Your task
Check every line of the entries for the string "Minimum" and return the ones that contain it.

***** Exercise inputs *****

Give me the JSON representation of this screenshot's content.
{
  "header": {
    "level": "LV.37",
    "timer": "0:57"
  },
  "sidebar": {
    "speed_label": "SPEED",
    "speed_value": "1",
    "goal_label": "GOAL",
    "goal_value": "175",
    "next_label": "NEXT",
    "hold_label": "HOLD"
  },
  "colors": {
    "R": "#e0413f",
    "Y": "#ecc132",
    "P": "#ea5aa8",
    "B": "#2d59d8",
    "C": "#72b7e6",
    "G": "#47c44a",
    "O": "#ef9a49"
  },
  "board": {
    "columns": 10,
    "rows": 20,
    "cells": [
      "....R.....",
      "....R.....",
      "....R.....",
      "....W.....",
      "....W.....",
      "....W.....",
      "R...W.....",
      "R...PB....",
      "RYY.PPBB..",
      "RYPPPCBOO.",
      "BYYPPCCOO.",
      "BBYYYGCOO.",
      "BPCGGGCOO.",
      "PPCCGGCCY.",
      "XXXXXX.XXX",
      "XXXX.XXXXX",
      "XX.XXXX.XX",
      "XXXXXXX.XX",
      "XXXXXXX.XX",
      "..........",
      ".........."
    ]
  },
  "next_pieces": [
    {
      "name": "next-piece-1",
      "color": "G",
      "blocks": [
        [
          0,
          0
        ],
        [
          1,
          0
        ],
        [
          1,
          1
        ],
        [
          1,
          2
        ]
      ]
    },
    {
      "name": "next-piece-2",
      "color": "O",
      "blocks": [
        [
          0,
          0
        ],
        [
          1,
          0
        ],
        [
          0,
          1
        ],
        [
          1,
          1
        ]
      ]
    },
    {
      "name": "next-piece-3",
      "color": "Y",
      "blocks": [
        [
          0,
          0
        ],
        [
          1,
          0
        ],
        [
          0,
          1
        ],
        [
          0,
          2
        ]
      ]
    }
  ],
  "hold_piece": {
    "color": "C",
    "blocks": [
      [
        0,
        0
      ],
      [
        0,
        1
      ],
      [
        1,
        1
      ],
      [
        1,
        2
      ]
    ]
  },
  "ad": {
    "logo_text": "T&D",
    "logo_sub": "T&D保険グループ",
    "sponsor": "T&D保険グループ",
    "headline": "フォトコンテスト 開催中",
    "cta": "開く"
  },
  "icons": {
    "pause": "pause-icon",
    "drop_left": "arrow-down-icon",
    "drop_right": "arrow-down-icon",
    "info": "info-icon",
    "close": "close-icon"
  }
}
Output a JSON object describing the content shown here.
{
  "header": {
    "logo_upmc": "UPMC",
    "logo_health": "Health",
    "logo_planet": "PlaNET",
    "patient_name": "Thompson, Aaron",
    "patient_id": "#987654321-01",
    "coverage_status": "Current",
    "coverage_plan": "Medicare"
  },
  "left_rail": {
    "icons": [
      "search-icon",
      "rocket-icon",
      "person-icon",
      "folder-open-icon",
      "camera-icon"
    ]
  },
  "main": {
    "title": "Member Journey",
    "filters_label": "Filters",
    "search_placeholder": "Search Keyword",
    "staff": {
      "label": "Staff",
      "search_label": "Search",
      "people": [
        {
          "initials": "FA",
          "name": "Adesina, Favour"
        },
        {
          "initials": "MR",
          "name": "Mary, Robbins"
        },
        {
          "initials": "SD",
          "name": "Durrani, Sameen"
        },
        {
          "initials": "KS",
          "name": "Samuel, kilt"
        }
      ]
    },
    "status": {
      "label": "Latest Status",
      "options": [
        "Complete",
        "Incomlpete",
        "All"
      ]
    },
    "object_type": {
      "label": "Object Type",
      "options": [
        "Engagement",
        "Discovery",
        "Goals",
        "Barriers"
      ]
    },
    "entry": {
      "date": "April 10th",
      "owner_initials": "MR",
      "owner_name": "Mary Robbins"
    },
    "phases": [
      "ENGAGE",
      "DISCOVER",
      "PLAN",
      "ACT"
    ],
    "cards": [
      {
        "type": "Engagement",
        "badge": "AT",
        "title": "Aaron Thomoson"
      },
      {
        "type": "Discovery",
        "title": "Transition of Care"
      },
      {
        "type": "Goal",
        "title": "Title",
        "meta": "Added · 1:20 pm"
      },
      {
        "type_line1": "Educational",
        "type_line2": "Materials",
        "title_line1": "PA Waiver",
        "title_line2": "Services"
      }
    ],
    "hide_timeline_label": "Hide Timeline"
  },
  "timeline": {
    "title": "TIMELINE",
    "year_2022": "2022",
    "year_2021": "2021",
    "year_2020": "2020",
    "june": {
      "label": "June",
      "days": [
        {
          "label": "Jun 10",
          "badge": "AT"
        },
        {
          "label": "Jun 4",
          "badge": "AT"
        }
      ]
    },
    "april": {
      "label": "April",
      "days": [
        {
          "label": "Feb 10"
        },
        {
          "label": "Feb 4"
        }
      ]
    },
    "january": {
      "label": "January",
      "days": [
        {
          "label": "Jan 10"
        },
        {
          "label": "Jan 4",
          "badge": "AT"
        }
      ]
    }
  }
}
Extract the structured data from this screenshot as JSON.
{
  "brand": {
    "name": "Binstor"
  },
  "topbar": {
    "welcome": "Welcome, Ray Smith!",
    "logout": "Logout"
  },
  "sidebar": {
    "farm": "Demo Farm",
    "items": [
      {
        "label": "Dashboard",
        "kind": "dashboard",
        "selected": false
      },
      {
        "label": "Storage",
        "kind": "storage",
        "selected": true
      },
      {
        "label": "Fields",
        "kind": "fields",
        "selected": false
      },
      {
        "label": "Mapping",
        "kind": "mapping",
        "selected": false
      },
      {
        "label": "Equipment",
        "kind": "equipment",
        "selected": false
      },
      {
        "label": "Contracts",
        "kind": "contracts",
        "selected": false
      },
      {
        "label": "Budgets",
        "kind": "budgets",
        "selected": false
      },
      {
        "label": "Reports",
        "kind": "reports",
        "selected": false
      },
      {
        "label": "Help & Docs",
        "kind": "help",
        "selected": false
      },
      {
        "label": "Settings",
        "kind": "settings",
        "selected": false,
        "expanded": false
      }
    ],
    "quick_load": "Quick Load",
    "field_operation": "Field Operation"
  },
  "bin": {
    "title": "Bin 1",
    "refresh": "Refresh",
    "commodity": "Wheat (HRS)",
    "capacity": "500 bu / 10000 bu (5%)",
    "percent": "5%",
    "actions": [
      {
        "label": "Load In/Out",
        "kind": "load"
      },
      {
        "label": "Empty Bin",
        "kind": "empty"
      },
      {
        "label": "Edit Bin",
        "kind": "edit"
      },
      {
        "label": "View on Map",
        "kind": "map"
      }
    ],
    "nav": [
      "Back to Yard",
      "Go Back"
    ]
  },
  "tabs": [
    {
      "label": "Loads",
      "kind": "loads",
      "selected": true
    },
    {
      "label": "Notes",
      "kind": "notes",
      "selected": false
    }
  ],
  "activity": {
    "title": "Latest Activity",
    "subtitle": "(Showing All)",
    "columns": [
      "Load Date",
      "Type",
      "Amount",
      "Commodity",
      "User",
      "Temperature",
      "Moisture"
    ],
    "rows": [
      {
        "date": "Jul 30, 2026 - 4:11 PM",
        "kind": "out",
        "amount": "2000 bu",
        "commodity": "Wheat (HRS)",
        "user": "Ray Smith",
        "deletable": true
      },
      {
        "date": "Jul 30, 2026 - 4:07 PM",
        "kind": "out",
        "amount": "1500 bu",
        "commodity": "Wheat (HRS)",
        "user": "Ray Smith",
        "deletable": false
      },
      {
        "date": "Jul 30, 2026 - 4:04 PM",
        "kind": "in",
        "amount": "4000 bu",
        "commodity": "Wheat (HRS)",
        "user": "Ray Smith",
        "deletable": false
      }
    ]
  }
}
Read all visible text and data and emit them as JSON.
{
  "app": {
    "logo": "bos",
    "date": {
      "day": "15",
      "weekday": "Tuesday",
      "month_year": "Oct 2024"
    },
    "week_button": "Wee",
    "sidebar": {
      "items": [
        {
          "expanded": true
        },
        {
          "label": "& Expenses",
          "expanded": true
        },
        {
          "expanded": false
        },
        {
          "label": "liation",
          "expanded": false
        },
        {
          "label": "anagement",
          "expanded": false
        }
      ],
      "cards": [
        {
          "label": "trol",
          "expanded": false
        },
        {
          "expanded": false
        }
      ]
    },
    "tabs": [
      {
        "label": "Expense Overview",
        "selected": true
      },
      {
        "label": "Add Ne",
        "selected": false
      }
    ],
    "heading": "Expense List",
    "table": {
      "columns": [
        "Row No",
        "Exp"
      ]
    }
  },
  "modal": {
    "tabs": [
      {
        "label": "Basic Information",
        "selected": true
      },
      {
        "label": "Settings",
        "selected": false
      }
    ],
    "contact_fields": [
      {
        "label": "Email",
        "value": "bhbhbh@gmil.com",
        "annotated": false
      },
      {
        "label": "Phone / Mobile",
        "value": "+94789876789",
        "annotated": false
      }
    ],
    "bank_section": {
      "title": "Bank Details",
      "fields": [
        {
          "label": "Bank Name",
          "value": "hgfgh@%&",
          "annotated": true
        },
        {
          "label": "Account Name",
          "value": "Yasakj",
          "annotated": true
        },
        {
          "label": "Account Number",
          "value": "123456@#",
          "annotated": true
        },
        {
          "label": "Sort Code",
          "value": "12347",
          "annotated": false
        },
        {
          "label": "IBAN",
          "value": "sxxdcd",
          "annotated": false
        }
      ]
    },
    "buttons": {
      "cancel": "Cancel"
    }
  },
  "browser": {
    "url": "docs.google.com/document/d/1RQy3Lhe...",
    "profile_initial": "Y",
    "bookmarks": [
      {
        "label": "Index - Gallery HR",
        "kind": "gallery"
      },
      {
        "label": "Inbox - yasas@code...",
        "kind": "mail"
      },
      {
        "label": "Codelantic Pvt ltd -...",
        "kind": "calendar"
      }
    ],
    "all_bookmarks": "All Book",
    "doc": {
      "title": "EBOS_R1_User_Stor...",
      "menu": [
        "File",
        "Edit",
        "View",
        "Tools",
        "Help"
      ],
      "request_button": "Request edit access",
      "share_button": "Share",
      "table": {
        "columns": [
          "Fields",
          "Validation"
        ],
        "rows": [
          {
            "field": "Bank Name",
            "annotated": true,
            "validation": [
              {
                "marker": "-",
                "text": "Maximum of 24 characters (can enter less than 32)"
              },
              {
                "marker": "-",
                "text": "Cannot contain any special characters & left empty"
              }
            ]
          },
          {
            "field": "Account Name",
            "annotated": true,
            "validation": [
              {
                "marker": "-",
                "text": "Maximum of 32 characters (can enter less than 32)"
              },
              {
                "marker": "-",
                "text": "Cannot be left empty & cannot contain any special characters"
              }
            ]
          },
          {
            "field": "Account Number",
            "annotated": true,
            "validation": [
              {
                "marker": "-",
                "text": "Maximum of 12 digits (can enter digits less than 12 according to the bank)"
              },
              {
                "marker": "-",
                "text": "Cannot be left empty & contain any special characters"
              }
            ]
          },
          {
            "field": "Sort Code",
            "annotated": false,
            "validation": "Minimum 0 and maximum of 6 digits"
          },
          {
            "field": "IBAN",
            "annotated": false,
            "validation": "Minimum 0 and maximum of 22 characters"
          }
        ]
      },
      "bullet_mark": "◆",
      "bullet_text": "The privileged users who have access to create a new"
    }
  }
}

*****

Response to the exercise
            "validation": "Minimum 0 and maximum of 6 digits"
            "validation": "Minimum 0 and maximum of 22 characters"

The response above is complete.